YOUR INSTRUCTIONS: Please find every line below that includes "location" and report how many there are. Nothing else is needed.

PROVIDED RECORDS:

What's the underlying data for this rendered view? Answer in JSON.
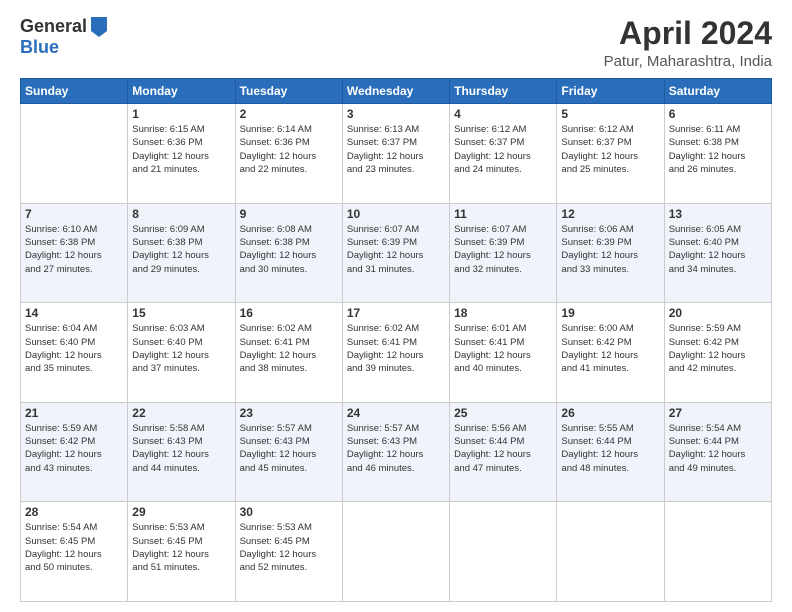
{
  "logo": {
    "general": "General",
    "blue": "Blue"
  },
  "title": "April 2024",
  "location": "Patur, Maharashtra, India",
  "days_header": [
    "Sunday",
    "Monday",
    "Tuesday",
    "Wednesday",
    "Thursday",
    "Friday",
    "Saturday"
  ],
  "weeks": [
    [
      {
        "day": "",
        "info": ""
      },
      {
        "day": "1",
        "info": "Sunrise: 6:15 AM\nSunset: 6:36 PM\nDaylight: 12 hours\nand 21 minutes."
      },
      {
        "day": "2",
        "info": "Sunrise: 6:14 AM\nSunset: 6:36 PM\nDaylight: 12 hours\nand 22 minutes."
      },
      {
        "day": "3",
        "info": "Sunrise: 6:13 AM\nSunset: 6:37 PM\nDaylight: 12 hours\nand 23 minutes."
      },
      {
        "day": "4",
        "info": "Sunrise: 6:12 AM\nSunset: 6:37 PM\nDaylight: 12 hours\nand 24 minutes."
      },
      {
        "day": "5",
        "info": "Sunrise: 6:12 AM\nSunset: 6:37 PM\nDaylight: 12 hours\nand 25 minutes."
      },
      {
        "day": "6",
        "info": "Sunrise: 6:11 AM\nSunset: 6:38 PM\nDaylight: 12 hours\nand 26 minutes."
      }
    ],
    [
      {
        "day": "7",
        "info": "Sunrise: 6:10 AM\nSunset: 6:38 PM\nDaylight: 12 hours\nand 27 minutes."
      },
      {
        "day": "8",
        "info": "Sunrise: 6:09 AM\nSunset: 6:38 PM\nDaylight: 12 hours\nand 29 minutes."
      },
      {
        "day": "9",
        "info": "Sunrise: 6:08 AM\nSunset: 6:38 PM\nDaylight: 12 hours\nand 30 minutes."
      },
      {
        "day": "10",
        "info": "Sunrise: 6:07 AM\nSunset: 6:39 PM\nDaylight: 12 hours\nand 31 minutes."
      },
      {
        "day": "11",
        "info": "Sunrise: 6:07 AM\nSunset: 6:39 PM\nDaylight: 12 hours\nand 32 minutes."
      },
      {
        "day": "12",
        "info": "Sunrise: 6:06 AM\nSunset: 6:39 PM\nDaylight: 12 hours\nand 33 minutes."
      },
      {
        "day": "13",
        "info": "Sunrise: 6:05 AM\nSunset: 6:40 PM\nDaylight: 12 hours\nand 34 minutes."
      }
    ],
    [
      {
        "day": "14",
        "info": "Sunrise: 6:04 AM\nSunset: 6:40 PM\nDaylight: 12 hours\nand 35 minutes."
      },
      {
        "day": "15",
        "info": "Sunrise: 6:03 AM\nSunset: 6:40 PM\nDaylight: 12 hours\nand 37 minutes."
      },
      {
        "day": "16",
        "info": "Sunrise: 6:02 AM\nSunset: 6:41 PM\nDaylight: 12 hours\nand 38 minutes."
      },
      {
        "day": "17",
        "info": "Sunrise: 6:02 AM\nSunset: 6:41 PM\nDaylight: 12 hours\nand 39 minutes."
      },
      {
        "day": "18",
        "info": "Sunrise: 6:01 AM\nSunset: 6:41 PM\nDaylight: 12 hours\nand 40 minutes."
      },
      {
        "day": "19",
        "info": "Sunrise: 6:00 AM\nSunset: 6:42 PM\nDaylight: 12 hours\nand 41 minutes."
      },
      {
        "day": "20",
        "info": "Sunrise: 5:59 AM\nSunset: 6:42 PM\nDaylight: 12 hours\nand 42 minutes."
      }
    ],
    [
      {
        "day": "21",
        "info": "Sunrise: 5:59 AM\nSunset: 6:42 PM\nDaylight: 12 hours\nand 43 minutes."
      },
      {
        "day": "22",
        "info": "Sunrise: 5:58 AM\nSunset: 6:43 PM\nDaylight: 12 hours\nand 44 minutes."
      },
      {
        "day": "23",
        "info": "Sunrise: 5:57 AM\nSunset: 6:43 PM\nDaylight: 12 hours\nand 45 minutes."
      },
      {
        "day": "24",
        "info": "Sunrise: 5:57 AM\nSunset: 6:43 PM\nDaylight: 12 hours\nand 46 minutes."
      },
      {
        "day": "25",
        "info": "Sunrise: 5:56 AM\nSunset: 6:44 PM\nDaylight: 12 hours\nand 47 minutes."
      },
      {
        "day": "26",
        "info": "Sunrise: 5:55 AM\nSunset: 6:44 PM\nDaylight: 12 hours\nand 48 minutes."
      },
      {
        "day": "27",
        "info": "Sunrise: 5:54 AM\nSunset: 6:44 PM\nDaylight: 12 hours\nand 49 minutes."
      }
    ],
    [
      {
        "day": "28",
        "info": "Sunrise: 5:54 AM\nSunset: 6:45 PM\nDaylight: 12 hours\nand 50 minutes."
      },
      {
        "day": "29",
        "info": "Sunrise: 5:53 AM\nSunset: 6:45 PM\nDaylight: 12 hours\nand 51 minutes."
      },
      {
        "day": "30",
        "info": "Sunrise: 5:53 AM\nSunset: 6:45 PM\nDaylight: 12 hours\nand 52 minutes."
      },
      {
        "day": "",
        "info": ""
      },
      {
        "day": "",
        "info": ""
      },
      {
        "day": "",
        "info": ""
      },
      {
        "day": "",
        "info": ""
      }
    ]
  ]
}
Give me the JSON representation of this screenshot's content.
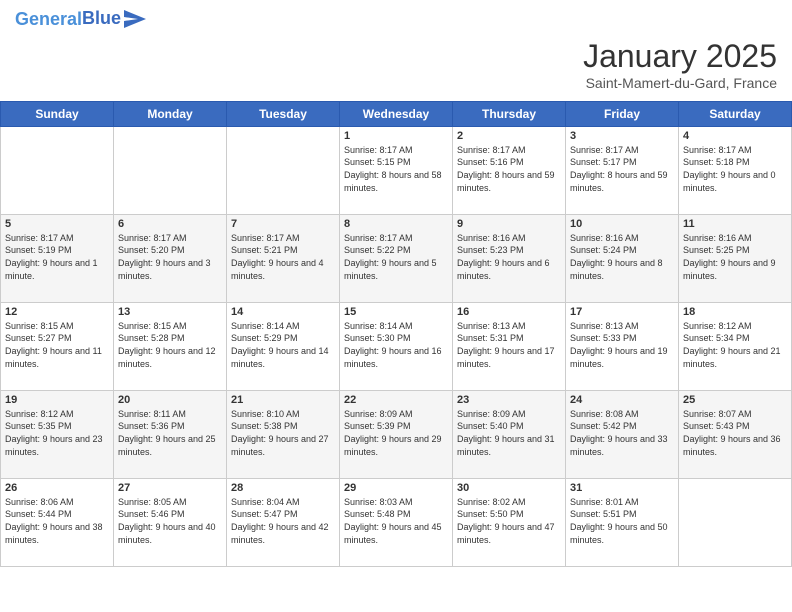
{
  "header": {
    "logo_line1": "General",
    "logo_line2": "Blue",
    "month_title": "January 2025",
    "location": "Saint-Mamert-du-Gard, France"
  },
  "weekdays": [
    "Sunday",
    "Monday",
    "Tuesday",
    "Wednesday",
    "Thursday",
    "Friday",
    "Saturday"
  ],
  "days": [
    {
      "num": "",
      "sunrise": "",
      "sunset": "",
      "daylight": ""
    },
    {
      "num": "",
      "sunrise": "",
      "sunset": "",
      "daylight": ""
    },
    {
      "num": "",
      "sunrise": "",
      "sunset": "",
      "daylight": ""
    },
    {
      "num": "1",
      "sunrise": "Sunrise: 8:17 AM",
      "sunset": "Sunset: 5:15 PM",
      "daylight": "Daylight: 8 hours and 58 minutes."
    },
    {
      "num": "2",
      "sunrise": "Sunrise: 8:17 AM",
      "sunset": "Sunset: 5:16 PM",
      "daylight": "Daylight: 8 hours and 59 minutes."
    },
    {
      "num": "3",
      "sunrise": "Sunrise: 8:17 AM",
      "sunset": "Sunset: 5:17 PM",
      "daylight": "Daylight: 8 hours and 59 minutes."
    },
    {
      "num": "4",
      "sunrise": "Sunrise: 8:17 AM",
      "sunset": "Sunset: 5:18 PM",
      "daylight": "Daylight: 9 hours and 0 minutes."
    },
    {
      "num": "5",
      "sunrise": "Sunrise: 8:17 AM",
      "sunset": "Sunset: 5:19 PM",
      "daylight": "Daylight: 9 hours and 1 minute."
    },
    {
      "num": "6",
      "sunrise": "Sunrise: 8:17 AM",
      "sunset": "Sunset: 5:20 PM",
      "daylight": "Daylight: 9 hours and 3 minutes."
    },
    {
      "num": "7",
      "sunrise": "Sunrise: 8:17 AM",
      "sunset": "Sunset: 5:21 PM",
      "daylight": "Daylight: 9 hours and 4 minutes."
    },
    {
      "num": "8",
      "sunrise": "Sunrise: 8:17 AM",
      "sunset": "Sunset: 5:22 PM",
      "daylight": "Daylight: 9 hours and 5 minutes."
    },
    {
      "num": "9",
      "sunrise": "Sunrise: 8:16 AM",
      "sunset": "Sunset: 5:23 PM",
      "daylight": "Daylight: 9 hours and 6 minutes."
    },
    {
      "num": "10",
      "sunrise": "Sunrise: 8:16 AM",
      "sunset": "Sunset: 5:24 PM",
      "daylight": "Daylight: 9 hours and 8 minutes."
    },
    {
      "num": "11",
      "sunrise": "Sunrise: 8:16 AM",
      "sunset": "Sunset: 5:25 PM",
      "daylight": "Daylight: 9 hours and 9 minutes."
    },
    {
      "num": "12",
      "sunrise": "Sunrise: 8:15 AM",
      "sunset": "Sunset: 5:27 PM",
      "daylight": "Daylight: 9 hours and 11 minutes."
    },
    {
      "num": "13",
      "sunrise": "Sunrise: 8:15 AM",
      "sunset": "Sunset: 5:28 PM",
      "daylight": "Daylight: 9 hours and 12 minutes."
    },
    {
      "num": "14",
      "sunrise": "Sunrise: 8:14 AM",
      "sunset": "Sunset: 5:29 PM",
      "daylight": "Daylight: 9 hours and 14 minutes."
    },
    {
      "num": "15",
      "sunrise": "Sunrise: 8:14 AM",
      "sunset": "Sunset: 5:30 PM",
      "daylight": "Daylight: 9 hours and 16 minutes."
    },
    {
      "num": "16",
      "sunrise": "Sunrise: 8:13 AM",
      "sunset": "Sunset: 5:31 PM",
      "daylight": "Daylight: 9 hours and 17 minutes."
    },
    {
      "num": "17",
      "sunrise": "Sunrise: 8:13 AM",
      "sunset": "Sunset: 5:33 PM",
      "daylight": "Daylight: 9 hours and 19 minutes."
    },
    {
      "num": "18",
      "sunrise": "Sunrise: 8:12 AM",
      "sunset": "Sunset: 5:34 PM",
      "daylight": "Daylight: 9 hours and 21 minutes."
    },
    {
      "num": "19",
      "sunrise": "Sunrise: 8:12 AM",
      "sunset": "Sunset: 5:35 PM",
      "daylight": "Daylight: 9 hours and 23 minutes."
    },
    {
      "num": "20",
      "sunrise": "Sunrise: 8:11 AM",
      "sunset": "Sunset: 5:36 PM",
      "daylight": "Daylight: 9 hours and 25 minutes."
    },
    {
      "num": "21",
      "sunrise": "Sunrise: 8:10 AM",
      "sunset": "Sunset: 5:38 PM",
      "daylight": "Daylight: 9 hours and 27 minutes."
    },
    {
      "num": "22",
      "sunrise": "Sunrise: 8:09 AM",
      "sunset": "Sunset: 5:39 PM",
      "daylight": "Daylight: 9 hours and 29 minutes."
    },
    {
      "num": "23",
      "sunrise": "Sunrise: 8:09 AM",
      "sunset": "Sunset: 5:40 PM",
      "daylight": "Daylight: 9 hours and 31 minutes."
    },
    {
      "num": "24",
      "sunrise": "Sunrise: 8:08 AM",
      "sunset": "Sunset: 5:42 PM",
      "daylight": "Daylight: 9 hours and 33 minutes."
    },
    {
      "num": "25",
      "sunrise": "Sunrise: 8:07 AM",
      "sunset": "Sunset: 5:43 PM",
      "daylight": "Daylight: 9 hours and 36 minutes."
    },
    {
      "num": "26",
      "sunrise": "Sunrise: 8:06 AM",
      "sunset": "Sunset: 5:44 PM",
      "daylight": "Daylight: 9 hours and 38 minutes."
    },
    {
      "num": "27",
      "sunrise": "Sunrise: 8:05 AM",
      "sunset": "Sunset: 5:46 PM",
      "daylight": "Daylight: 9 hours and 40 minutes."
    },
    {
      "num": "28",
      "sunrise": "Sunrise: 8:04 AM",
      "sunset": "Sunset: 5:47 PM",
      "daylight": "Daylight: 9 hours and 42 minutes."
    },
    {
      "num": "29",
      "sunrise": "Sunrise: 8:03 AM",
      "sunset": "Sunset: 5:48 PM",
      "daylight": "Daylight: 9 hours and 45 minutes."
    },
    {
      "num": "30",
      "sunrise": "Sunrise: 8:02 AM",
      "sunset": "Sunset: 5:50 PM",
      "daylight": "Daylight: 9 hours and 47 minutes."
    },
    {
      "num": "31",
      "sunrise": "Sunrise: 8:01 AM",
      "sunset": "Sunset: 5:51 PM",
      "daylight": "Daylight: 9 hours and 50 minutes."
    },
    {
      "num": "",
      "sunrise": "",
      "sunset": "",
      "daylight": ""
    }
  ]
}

WRITTEN SOLUTION: 2